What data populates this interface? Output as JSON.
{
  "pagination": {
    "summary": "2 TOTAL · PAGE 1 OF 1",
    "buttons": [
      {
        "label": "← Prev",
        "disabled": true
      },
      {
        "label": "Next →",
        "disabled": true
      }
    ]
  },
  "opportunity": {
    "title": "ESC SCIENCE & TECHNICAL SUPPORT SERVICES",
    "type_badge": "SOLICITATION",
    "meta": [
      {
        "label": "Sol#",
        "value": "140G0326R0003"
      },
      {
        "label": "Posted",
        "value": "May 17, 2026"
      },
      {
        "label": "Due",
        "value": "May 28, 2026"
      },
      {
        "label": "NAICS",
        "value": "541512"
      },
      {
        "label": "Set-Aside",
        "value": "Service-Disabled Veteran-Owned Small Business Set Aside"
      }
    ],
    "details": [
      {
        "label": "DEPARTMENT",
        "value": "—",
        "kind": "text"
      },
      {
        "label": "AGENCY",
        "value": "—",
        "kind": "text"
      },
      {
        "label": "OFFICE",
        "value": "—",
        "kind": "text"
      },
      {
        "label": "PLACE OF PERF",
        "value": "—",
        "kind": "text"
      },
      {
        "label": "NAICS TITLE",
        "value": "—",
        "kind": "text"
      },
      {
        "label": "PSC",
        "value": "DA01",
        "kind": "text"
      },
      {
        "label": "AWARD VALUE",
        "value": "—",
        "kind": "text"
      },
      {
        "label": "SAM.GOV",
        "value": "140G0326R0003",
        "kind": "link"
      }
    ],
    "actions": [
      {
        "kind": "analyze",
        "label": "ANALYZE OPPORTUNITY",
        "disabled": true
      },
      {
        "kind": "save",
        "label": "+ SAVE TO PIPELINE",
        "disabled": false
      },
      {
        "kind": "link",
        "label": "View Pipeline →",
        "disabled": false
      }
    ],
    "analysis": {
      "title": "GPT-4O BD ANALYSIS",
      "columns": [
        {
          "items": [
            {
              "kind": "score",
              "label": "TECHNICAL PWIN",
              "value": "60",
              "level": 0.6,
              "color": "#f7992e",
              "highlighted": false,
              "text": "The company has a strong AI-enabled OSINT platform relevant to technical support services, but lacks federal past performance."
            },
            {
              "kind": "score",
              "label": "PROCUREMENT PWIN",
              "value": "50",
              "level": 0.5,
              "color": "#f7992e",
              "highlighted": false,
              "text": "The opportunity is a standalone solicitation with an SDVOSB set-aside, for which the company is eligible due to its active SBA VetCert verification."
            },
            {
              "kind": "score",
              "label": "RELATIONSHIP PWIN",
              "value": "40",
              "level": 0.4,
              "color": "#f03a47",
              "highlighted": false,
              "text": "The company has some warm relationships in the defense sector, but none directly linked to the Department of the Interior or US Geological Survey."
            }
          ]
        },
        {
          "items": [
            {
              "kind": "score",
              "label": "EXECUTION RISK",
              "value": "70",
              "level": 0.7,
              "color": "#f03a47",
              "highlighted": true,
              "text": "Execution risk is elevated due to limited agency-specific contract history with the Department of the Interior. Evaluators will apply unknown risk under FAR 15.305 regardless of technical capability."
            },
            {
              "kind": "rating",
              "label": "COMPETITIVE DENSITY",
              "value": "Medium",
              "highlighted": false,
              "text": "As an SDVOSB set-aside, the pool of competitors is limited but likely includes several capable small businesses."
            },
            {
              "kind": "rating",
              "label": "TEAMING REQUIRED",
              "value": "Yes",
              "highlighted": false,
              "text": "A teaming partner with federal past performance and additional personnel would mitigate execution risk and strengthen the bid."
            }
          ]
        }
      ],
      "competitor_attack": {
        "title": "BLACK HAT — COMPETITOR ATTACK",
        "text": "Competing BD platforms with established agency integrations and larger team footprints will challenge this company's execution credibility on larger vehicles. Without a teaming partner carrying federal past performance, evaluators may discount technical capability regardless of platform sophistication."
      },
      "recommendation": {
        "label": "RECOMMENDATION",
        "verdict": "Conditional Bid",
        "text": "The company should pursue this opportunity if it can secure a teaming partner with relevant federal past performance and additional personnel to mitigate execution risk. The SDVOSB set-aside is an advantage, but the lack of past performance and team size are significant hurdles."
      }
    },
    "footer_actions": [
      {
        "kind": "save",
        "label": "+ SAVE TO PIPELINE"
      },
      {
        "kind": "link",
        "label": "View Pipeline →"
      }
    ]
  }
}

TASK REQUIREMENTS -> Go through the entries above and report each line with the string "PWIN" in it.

OUTPUT BELOW ->
              "label": "TECHNICAL PWIN",
              "label": "PROCUREMENT PWIN",
              "label": "RELATIONSHIP PWIN",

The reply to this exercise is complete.